Can my children go on holiday with their grandparents if my ex does not consent?

Taking children on holiday can often be more challenging between separated parents, but can grandparents take their grandchildren on holiday, and how easy is it in a separated family? Here, Michael Compston looks at court orders, parental responsibility, and offers advice to grandparents looking to plan a holiday.

Firstly, who can take children on holiday? This blog assumes that you and your ex- have separated and no longer live together, but that there is no court order in place; if you do have a court order, you should refer to the warning notices within that order.

Only those individuals with parental responsibility have the capacity to make decisions on who may take children out of the country on foreign holidays. Parents acquire parental responsibility most typically at birth; the mother will acquire it by virtue of being the child’s mother, and the Father will acquire parental responsibility if he is married to the Mother at the time the child’s birth or he is named on the child’s birth certificate as the Father. Similar provisions apply for same-sex couples.

With no court order in place, permission of those with parental responsibility is required before taking children on a foreign holiday. This is the case regardless of who the child lives with. Consent should not be unreasonably withheld – why would a parent not want their child to experience a foreign holiday – but if the holiday is at risk of putting a child in danger, or there are concerns about the children not returning, then consent may be withheld. Consent is often withheld because the ex- is worried about their routine time with the child being interrupted. It may be helpful to consider how any lost time could be made up, if consent is being withheld, as a means to broker an agreement.

Grandparents typically don’t have parental responsibility for children – there are exceptions to this, of course, but we are looking at the general position here. Those with parental responsibility are free to delegate childcare to who they consider appropriate to provide such childcare. We see this when parents work longer hours than children are at school or nursery and grandma or grandad need to collect the children and provide childcare for a couple of hours. We don’t often think about the action of delegating that responsibility as it is simply what many working families do as part and parcel of 21st century life; everybody pitches in for the childcare, especially when both parents work full-time, or close to full-time jobs.

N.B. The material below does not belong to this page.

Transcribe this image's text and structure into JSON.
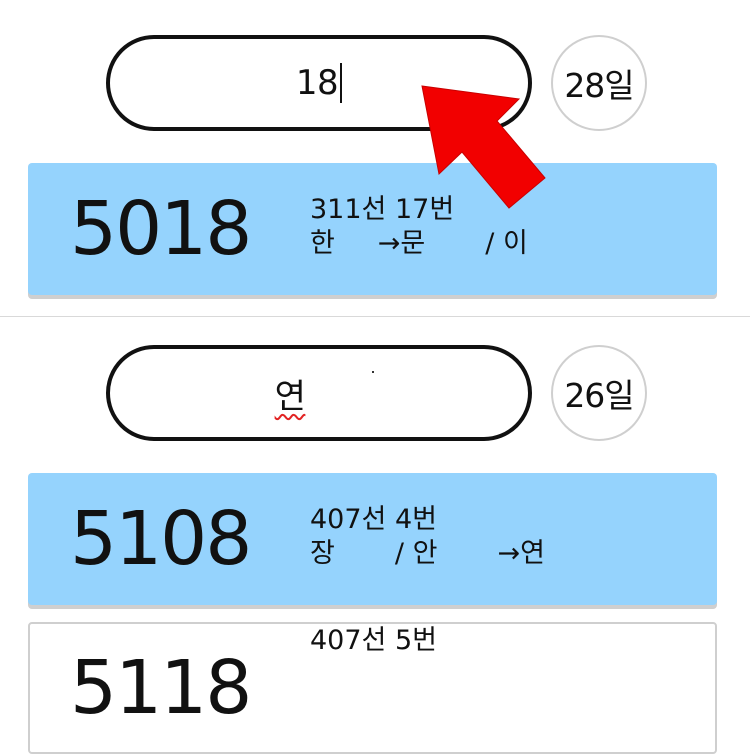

It is advisable for grandparents to plan their holidays well in advance and they must ensure that they have permission of all individuals with parental responsibility. Written consent is not strictly a legal requirement but it would be a very good idea to have something from everyone who has parental responsibility, in writing, that can be shown to any customs officials querying the legal right to take the children on holiday. This is particularly important when the children have a different surname to the grandparents.

If consent is withheld from any individual with parental responsibility, then the grandparents can apply to court for a Specific Issue Order. They will need permission to make such an application, granted by the court, but getting permission to make the application is usually a formality – this is not the same as permission being given to take the children on holiday. The court will list the matter for a Final Hearing where the parties – grandparents and those with parental responsibility – will give evidence in front of a Judge and have the opportunity to cross-examine (ask questions) of the other parties before the Judge makes a final decision.

The Judge will consider first and foremost what is in the child’s best interests. Judges will encourage the parties to come to an agreement but, if no agreement is reached, then they will decide what is in the child’s best interests and make an order accordingly.


Bass Warehouse
4 Castle Street
M3 4LZ


If your enquiry is urgent please call

+44 (0)333 202 6433